> [Provided records]:
____________

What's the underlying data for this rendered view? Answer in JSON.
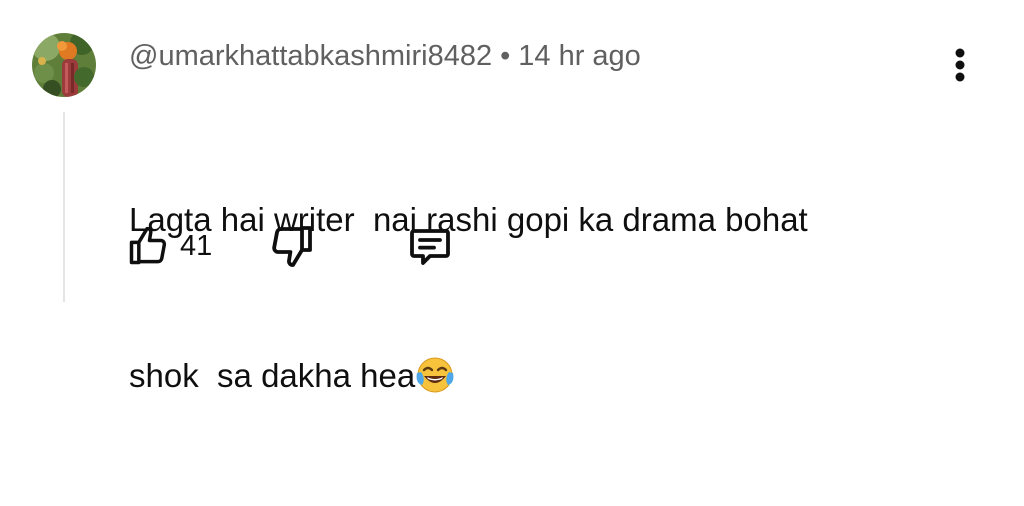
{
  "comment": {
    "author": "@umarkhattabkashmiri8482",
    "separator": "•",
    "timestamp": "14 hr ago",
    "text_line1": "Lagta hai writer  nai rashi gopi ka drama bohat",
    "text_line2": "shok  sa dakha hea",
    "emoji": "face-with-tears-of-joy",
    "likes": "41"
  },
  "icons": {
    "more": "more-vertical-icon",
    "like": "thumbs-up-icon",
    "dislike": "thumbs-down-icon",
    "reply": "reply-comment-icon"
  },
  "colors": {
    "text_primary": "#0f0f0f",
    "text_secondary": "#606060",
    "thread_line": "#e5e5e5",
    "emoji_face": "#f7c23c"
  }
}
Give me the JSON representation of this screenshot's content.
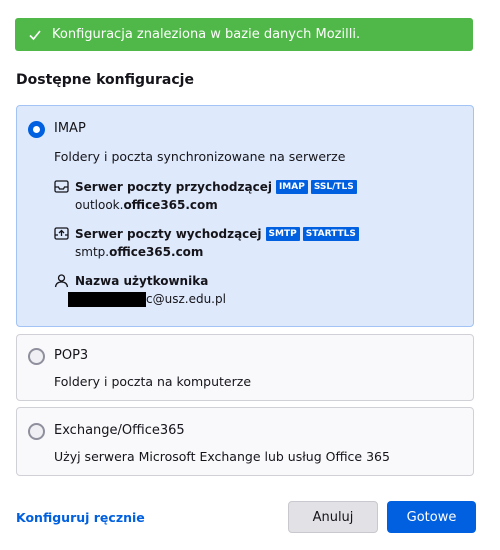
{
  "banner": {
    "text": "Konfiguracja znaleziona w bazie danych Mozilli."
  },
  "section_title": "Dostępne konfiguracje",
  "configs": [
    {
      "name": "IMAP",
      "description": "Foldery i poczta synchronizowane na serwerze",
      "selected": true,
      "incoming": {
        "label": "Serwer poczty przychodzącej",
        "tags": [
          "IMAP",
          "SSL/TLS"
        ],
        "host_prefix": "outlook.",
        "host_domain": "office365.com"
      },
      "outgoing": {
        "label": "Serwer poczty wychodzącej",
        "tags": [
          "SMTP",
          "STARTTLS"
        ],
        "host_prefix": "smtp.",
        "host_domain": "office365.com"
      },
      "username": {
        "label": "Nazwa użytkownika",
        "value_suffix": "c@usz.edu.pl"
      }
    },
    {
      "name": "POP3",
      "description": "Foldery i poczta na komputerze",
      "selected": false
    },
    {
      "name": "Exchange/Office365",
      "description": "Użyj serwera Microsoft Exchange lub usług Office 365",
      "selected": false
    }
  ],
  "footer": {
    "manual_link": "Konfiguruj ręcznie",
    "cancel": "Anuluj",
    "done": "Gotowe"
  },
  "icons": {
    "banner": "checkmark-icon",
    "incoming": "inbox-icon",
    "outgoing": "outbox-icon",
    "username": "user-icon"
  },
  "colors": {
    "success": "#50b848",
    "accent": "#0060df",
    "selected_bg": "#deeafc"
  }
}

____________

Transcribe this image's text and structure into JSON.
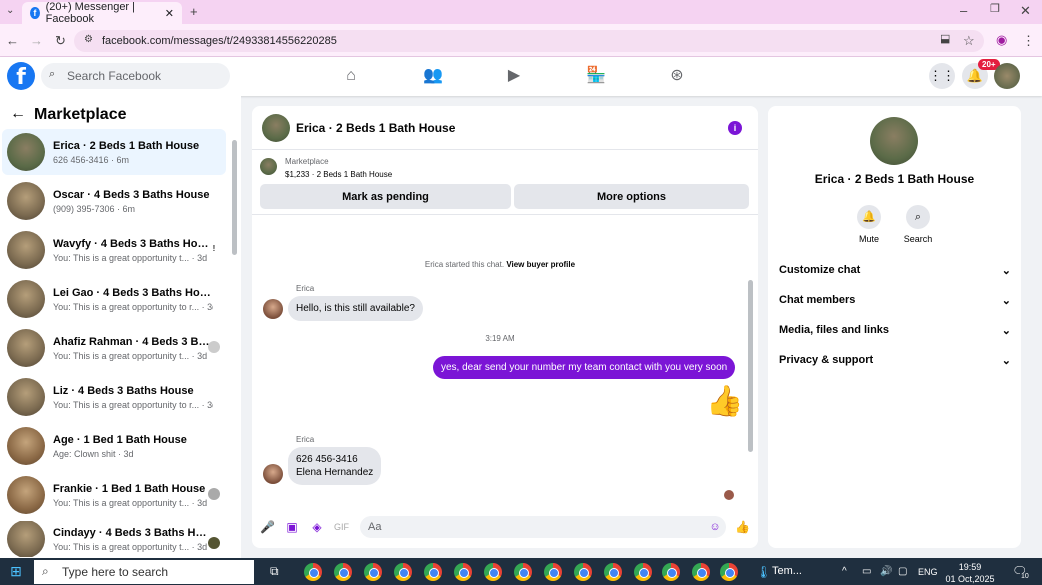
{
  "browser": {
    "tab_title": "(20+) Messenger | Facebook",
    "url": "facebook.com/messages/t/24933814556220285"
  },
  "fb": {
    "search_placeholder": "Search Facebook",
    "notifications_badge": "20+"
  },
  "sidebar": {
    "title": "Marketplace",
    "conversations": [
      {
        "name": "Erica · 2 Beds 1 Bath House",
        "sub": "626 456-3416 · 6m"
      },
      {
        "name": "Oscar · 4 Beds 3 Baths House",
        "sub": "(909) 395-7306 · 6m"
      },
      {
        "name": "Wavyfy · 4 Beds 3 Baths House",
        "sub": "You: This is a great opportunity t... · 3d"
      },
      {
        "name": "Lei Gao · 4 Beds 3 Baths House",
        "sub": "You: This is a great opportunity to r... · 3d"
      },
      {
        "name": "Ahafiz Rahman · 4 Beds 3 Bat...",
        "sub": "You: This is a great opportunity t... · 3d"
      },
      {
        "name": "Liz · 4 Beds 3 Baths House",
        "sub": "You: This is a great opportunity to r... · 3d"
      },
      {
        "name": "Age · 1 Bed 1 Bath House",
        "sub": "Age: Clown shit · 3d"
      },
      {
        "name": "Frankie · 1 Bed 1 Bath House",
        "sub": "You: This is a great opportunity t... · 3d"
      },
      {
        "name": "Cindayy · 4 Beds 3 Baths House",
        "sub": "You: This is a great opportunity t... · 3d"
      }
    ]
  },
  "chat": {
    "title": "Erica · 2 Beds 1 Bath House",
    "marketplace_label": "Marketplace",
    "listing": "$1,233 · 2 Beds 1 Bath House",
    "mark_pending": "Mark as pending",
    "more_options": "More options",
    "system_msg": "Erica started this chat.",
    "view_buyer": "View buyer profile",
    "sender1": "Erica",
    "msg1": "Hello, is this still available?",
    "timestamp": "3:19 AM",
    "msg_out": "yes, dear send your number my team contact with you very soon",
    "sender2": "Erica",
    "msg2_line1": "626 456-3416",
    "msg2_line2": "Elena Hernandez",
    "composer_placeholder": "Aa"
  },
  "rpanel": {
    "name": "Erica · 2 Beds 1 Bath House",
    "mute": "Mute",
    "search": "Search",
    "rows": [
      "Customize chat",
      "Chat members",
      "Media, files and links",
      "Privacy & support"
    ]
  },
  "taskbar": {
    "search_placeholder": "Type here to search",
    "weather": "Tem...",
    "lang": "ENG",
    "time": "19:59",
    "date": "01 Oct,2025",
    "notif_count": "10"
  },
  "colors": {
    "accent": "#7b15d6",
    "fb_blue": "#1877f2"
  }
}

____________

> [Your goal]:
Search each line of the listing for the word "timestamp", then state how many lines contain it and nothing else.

> [Solution to the exercise]:
2